◆ What the exercise asks
Only the text belongs in the copy: repeat each record exactly, without pictures.

(Data excerpts)

——

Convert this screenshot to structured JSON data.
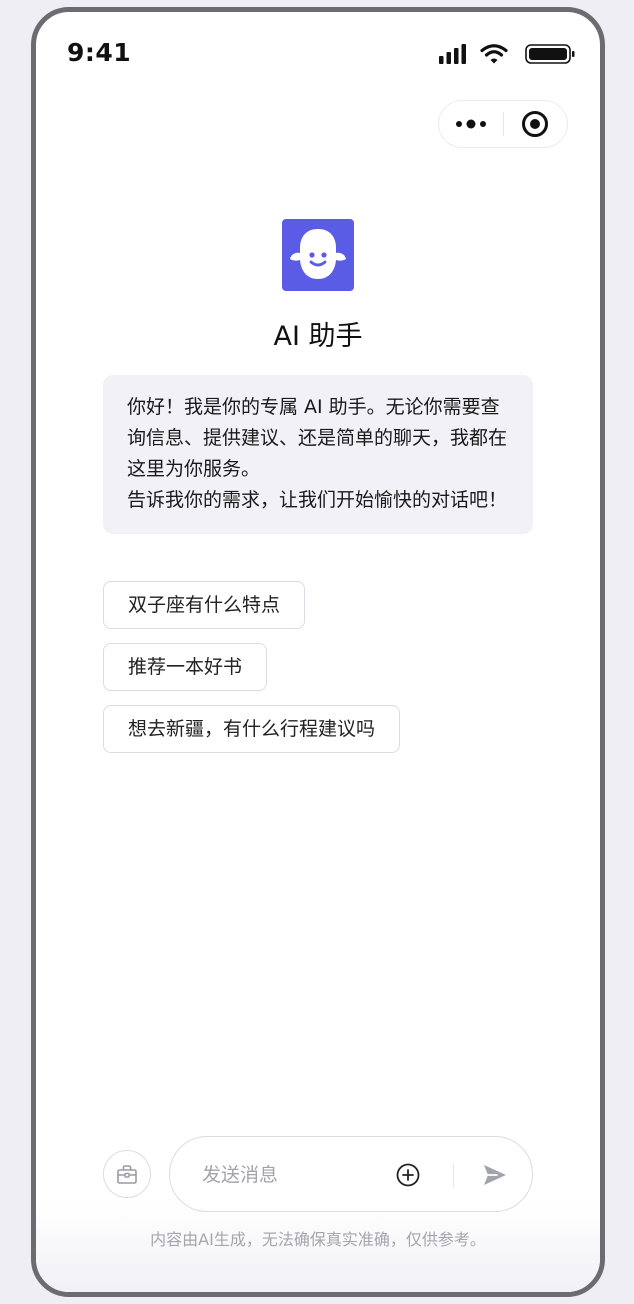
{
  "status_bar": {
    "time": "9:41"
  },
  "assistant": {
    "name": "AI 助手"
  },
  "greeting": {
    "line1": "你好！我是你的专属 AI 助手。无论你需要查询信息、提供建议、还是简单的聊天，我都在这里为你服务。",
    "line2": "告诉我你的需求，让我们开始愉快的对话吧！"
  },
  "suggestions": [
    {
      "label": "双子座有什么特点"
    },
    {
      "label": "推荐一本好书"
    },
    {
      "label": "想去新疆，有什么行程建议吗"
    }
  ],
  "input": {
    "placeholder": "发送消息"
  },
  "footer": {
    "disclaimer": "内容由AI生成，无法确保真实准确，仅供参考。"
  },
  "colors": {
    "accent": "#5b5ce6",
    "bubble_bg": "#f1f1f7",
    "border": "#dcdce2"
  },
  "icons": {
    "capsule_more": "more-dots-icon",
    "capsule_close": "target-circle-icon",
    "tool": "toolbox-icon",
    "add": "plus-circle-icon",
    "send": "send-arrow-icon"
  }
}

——

◆ Exercise solution
Convert this screenshot to structured JSON data.
{
  "status_bar": {
    "time": "9:41"
  },
  "assistant": {
    "name": "AI 助手"
  },
  "greeting": {
    "line1": "你好！我是你的专属 AI 助手。无论你需要查询信息、提供建议、还是简单的聊天，我都在这里为你服务。",
    "line2": "告诉我你的需求，让我们开始愉快的对话吧！"
  },
  "suggestions": [
    {
      "label": "双子座有什么特点"
    },
    {
      "label": "推荐一本好书"
    },
    {
      "label": "想去新疆，有什么行程建议吗"
    }
  ],
  "input": {
    "placeholder": "发送消息"
  },
  "footer": {
    "disclaimer": "内容由AI生成，无法确保真实准确，仅供参考。"
  },
  "colors": {
    "accent": "#5b5ce6",
    "bubble_bg": "#f1f1f7",
    "border": "#dcdce2"
  },
  "icons": {
    "capsule_more": "more-dots-icon",
    "capsule_close": "target-circle-icon",
    "tool": "toolbox-icon",
    "add": "plus-circle-icon",
    "send": "send-arrow-icon"
  }
}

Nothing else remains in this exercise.